Attacks on the Press in 2012 - Uzbekistan
|Publisher||Committee to Protect Journalists|
|Publication Date||14 February 2013|
|Cite as||Committee to Protect Journalists, Attacks on the Press in 2012 - Uzbekistan, 14 February 2013, available at: http://www.refworld.org/docid/512b79c3c.html [accessed 26 June 2017]|
|Disclaimer||This is not a UNHCR publication. UNHCR is not responsible for, nor does it necessarily endorse, its content. Any views expressed are solely those of the author or publisher and do not necessarily reflect those of UNHCR, the United Nations or its Member States.|
Repressive tactics include politicized prosecutions and lengthy prison terms.
Authorities expand online control in one of the world's most censored nations.
Press freedom remained in a deep freeze under authoritarian leader Islam Karimov. The authorities continued to imprison critical journalists on lengthy terms. Muhammad Bekjanov, one of the two longest-imprisoned journalists in the world, was sentenced to an additional prison term just days before his scheduled release. The handful of independent journalists in the country faced politicized prosecution, censorship, and other forms of repression. The authorities permitted minimal Western media presence. A BBC journalist who broke a story on forced sterilization of Uzbek women was barred from entering the country in February. The authorities continued their practice of hiring "experts" to build fabricated criminal cases against journalists on charges ranging from national defamation to extremism. Using that tactic, prosecutors filed criminal cases against two independent reporters in 2012. The government's vast censorship practices earned it a place on CPJ's 10 Most Censored Countries list, published in May. The authorities aggressively expanded censorship during the year: The state communications agency was told to block websites deemed "threatening to the nation's information space"; the education ministry barred college students from visiting Internet cafés; and the government raided and seized control of the local branch of the Russian telecommunications company, MTS, causing up to 10 million Uzbeks to lose mobile Internet and phone access. In a July documentary, a state-owned broadcaster called online activism a weapon worse than bombs.
[Refworld note: The sections that follow represent a best effort to transcribe onto a single page information that appears in tabs on the CPJ's own pages, which also include a number of dynamically-generated graphics not readily reproducible here. Refworld researchers are therefore strongly recommended to check against the original report: Attacks on the Press in 2012.]
Most censored country: 6th
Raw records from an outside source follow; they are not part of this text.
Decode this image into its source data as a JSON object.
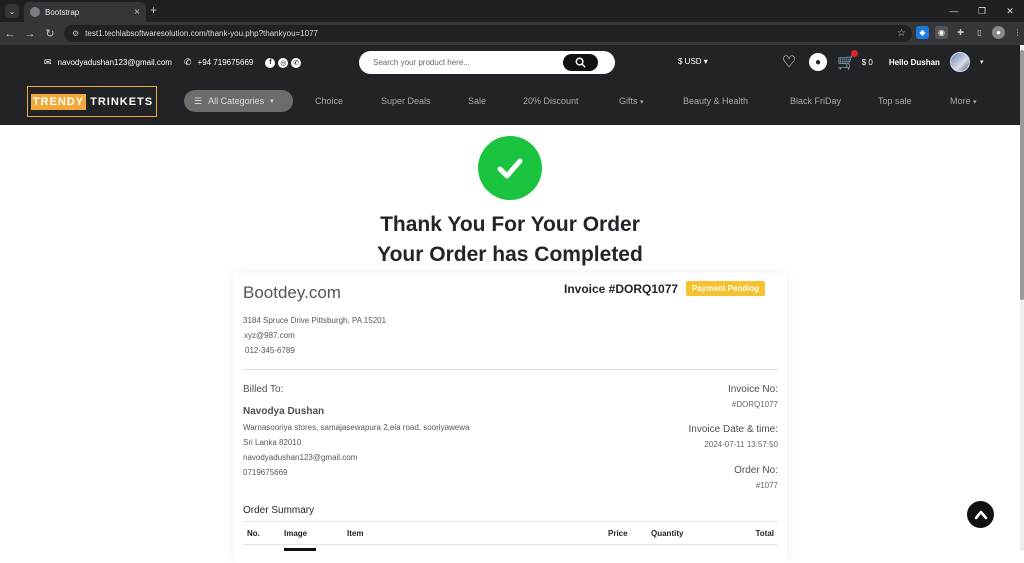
{
  "browser": {
    "tab_title": "Bootstrap",
    "url": "test1.techlabsoftwaresolution.com/thank-you.php?thankyou=1077"
  },
  "header": {
    "email": "navodyadushan123@gmail.com",
    "phone": "+94 719675669",
    "search_placeholder": "Search your product here...",
    "currency": "$ USD",
    "cart_total": "$ 0",
    "greeting": "Hello Dushan",
    "logo_part1": "TRENDY",
    "logo_part2": "TRINKETS",
    "categories_label": "All Categories",
    "nav": [
      "Choice",
      "Super Deals",
      "Sale",
      "20% Discount",
      "Gifts",
      "Beauty & Health",
      "Black FriDay",
      "Top sale",
      "More"
    ]
  },
  "hero": {
    "line1": "Thank You For Your Order",
    "line2": "Your Order has Completed"
  },
  "invoice": {
    "company": "Bootdey.com",
    "title": "Invoice #DORQ1077",
    "status": "Payment Pending",
    "company_address": "3184 Spruce Drive Pittsburgh, PA 15201",
    "company_email": "xyz@987.com",
    "company_phone": "012-345-6789",
    "billed_to_label": "Billed To:",
    "customer_name": "Navodya Dushan",
    "customer_address1": "Warnasooriya stores, samajasewapura 2,ela road, sooriyawewa",
    "customer_address2": "Sri Lanka 82010",
    "customer_email": "navodyadushan123@gmail.com",
    "customer_phone": "0719675669",
    "invoice_no_label": "Invoice No:",
    "invoice_no": "#DORQ1077",
    "date_label": "Invoice Date & time:",
    "date": "2024-07-11 13:57:50",
    "order_no_label": "Order No:",
    "order_no": "#1077",
    "summary_label": "Order Summary",
    "columns": [
      "No.",
      "Image",
      "Item",
      "Price",
      "Quantity",
      "Total"
    ]
  },
  "colors": {
    "header_bg": "#212326",
    "accent": "#f0a93a",
    "success": "#1bc43e",
    "badge": "#f5c12e"
  }
}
No independent media outlets are based in Uzbekistan, earning the nation a place on CPJ's 10 Most Censored Countries list. Independent journalists – mostly contributors to outlets outside the country – are subject to interrogation and prosecution under defamation charges or outdated statutes such as "insulting national traditions."
CPJ's Most Censored Countries
2. North Korea
5. Equatorial Guinea
8. Saudi Arabia
Year journalists jailed: 1999
Bekjanov, editor of the opposition newspaper Erk, and Yusuf Ruzimuradov, a reporter for the paper, are the longest-imprisoned journalists in the world, according to CPJ research. Convicted in 1999 on charges of publishing a banned newspaper, the two have been tortured while in custody, according to news accounts and reports from human rights defenders. Just before Bekjanov was scheduled to be released in January 2012, the authorities sentenced him to an additional five years in prison for allegedly violating unspecified prison rules.
Lengthy prison terms for Uzbek reporters:
19 Years for Bekjanov, imposed in 1999, with an additional sentence in 2012
15 Years for Ruzimuradov, imposed in 1999
12.5 Years for Dilmurod Saiid, imposed in 2009
10 Years for Salidzhon Abdurakhmanov, imposed in 2008
New criminal cases: 2
Independent journalists Elena Bondar and Viktor Krymzalov faced criminal prosecutions built by government-hired "experts," regional media reported. The journalists were charged on separate counts of mass disorder and insult that the "experts" reported finding in the commentaries published online. The reporters denied writing the pieces, but the courts convicted both, fining Bondar 6.3 million som (US$3,240) and Krymzalov 3.8 million som (US$1,950).
Past cases built by the "experts":
February 2010: Umida Akhmedova, a photojournalist and filmmaker, is convicted of insulting the Uzbek nation through a 2007 photo album on rural life and a 2008 documentary on the traditional ban on premarital sex.
October 2010: Abdumalik Boboyev, Voice of America's Uzbek service stringer, is convicted of insulting the Uzbek people based on the experts' review of his coverage of corruption, human rights, and health care system. He is fined.
October 2010: Vladimir Berezovsky, a Russian editor, is convicted of insulting the Uzbek nation based on stories published on Vesti, his website. The authorities are angered by a story in which he criticized the renaming of a street that had previously honored an ethnic Russian. He is given amnesty.
In Exile: 3
Journalist Elena Bondar, whose reporting was critical of the Karimov regime, went into exile in 2012. At least two other critical Uzbek journalists have also fled the country since 2007, CPJ research shows.